Provided data Block Start

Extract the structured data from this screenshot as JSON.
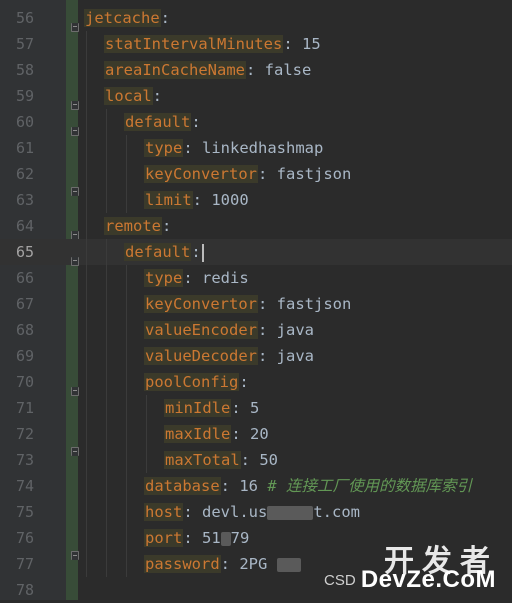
{
  "lines": [
    {
      "num": "56",
      "indent": 0,
      "key": "jetcache",
      "sep": ":",
      "val": "",
      "comment": "",
      "fold": "open"
    },
    {
      "num": "57",
      "indent": 1,
      "key": "statIntervalMinutes",
      "sep": ":",
      "val": " 15",
      "comment": "",
      "fold": ""
    },
    {
      "num": "58",
      "indent": 1,
      "key": "areaInCacheName",
      "sep": ":",
      "val": " false",
      "comment": "",
      "fold": ""
    },
    {
      "num": "59",
      "indent": 1,
      "key": "local",
      "sep": ":",
      "val": "",
      "comment": "",
      "fold": "open"
    },
    {
      "num": "60",
      "indent": 2,
      "key": "default",
      "sep": ":",
      "val": "",
      "comment": "",
      "fold": "open"
    },
    {
      "num": "61",
      "indent": 3,
      "key": "type",
      "sep": ":",
      "val": " linkedhashmap",
      "comment": "",
      "fold": ""
    },
    {
      "num": "62",
      "indent": 3,
      "key": "keyConvertor",
      "sep": ":",
      "val": " fastjson",
      "comment": "",
      "fold": ""
    },
    {
      "num": "63",
      "indent": 3,
      "key": "limit",
      "sep": ":",
      "val": " 1000",
      "comment": "",
      "fold": "close"
    },
    {
      "num": "64",
      "indent": 1,
      "key": "remote",
      "sep": ":",
      "val": "",
      "comment": "",
      "fold": "open"
    },
    {
      "num": "65",
      "indent": 2,
      "key": "default",
      "sep": ":",
      "val": "",
      "comment": "",
      "fold": "open",
      "current": true
    },
    {
      "num": "66",
      "indent": 3,
      "key": "type",
      "sep": ":",
      "val": " redis",
      "comment": "",
      "fold": ""
    },
    {
      "num": "67",
      "indent": 3,
      "key": "keyConvertor",
      "sep": ":",
      "val": " fastjson",
      "comment": "",
      "fold": ""
    },
    {
      "num": "68",
      "indent": 3,
      "key": "valueEncoder",
      "sep": ":",
      "val": " java",
      "comment": "",
      "fold": ""
    },
    {
      "num": "69",
      "indent": 3,
      "key": "valueDecoder",
      "sep": ":",
      "val": " java",
      "comment": "",
      "fold": ""
    },
    {
      "num": "70",
      "indent": 3,
      "key": "poolConfig",
      "sep": ":",
      "val": "",
      "comment": "",
      "fold": "open"
    },
    {
      "num": "71",
      "indent": 4,
      "key": "minIdle",
      "sep": ":",
      "val": " 5",
      "comment": "",
      "fold": ""
    },
    {
      "num": "72",
      "indent": 4,
      "key": "maxIdle",
      "sep": ":",
      "val": " 20",
      "comment": "",
      "fold": ""
    },
    {
      "num": "73",
      "indent": 4,
      "key": "maxTotal",
      "sep": ":",
      "val": " 50",
      "comment": "",
      "fold": "close"
    },
    {
      "num": "74",
      "indent": 3,
      "key": "database",
      "sep": ":",
      "val": " 16 ",
      "comment": "# 连接工厂使用的数据库索引",
      "fold": ""
    },
    {
      "num": "75",
      "indent": 3,
      "key": "host",
      "sep": ":",
      "val": " devl.us",
      "blur": 46,
      "val2": "t.com",
      "comment": "",
      "fold": ""
    },
    {
      "num": "76",
      "indent": 3,
      "key": "port",
      "sep": ":",
      "val": " 51",
      "blur": 10,
      "val2": "79",
      "comment": "",
      "fold": ""
    },
    {
      "num": "77",
      "indent": 3,
      "key": "password",
      "sep": ":",
      "val": " 2PG ",
      "blur": 24,
      "val2": "",
      "comment": "",
      "fold": "close"
    },
    {
      "num": "78",
      "indent": 0,
      "key": "",
      "sep": "",
      "val": "",
      "comment": "",
      "fold": ""
    }
  ],
  "watermark": {
    "cn": "开发者",
    "en": "DevZe.CoM",
    "csd": "CSD"
  },
  "colors": {
    "background": "#2b2b2b",
    "gutter": "#313335",
    "key": "#cc7832",
    "value": "#a9b7c6",
    "comment": "#629755",
    "line_number": "#606366"
  }
}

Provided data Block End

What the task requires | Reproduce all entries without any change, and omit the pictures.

Solution to this task |
Extract the structured data from this screenshot as JSON.
{
  "lines": [
    {
      "num": "56",
      "indent": 0,
      "key": "jetcache",
      "sep": ":",
      "val": "",
      "comment": "",
      "fold": "open"
    },
    {
      "num": "57",
      "indent": 1,
      "key": "statIntervalMinutes",
      "sep": ":",
      "val": " 15",
      "comment": "",
      "fold": ""
    },
    {
      "num": "58",
      "indent": 1,
      "key": "areaInCacheName",
      "sep": ":",
      "val": " false",
      "comment": "",
      "fold": ""
    },
    {
      "num": "59",
      "indent": 1,
      "key": "local",
      "sep": ":",
      "val": "",
      "comment": "",
      "fold": "open"
    },
    {
      "num": "60",
      "indent": 2,
      "key": "default",
      "sep": ":",
      "val": "",
      "comment": "",
      "fold": "open"
    },
    {
      "num": "61",
      "indent": 3,
      "key": "type",
      "sep": ":",
      "val": " linkedhashmap",
      "comment": "",
      "fold": ""
    },
    {
      "num": "62",
      "indent": 3,
      "key": "keyConvertor",
      "sep": ":",
      "val": " fastjson",
      "comment": "",
      "fold": ""
    },
    {
      "num": "63",
      "indent": 3,
      "key": "limit",
      "sep": ":",
      "val": " 1000",
      "comment": "",
      "fold": "close"
    },
    {
      "num": "64",
      "indent": 1,
      "key": "remote",
      "sep": ":",
      "val": "",
      "comment": "",
      "fold": "open"
    },
    {
      "num": "65",
      "indent": 2,
      "key": "default",
      "sep": ":",
      "val": "",
      "comment": "",
      "fold": "open",
      "current": true
    },
    {
      "num": "66",
      "indent": 3,
      "key": "type",
      "sep": ":",
      "val": " redis",
      "comment": "",
      "fold": ""
    },
    {
      "num": "67",
      "indent": 3,
      "key": "keyConvertor",
      "sep": ":",
      "val": " fastjson",
      "comment": "",
      "fold": ""
    },
    {
      "num": "68",
      "indent": 3,
      "key": "valueEncoder",
      "sep": ":",
      "val": " java",
      "comment": "",
      "fold": ""
    },
    {
      "num": "69",
      "indent": 3,
      "key": "valueDecoder",
      "sep": ":",
      "val": " java",
      "comment": "",
      "fold": ""
    },
    {
      "num": "70",
      "indent": 3,
      "key": "poolConfig",
      "sep": ":",
      "val": "",
      "comment": "",
      "fold": "open"
    },
    {
      "num": "71",
      "indent": 4,
      "key": "minIdle",
      "sep": ":",
      "val": " 5",
      "comment": "",
      "fold": ""
    },
    {
      "num": "72",
      "indent": 4,
      "key": "maxIdle",
      "sep": ":",
      "val": " 20",
      "comment": "",
      "fold": ""
    },
    {
      "num": "73",
      "indent": 4,
      "key": "maxTotal",
      "sep": ":",
      "val": " 50",
      "comment": "",
      "fold": "close"
    },
    {
      "num": "74",
      "indent": 3,
      "key": "database",
      "sep": ":",
      "val": " 16 ",
      "comment": "# 连接工厂使用的数据库索引",
      "fold": ""
    },
    {
      "num": "75",
      "indent": 3,
      "key": "host",
      "sep": ":",
      "val": " devl.us",
      "blur": 46,
      "val2": "t.com",
      "comment": "",
      "fold": ""
    },
    {
      "num": "76",
      "indent": 3,
      "key": "port",
      "sep": ":",
      "val": " 51",
      "blur": 10,
      "val2": "79",
      "comment": "",
      "fold": ""
    },
    {
      "num": "77",
      "indent": 3,
      "key": "password",
      "sep": ":",
      "val": " 2PG ",
      "blur": 24,
      "val2": "",
      "comment": "",
      "fold": "close"
    },
    {
      "num": "78",
      "indent": 0,
      "key": "",
      "sep": "",
      "val": "",
      "comment": "",
      "fold": ""
    }
  ],
  "watermark": {
    "cn": "开发者",
    "en": "DevZe.CoM",
    "csd": "CSD"
  },
  "colors": {
    "background": "#2b2b2b",
    "gutter": "#313335",
    "key": "#cc7832",
    "value": "#a9b7c6",
    "comment": "#629755",
    "line_number": "#606366"
  }
}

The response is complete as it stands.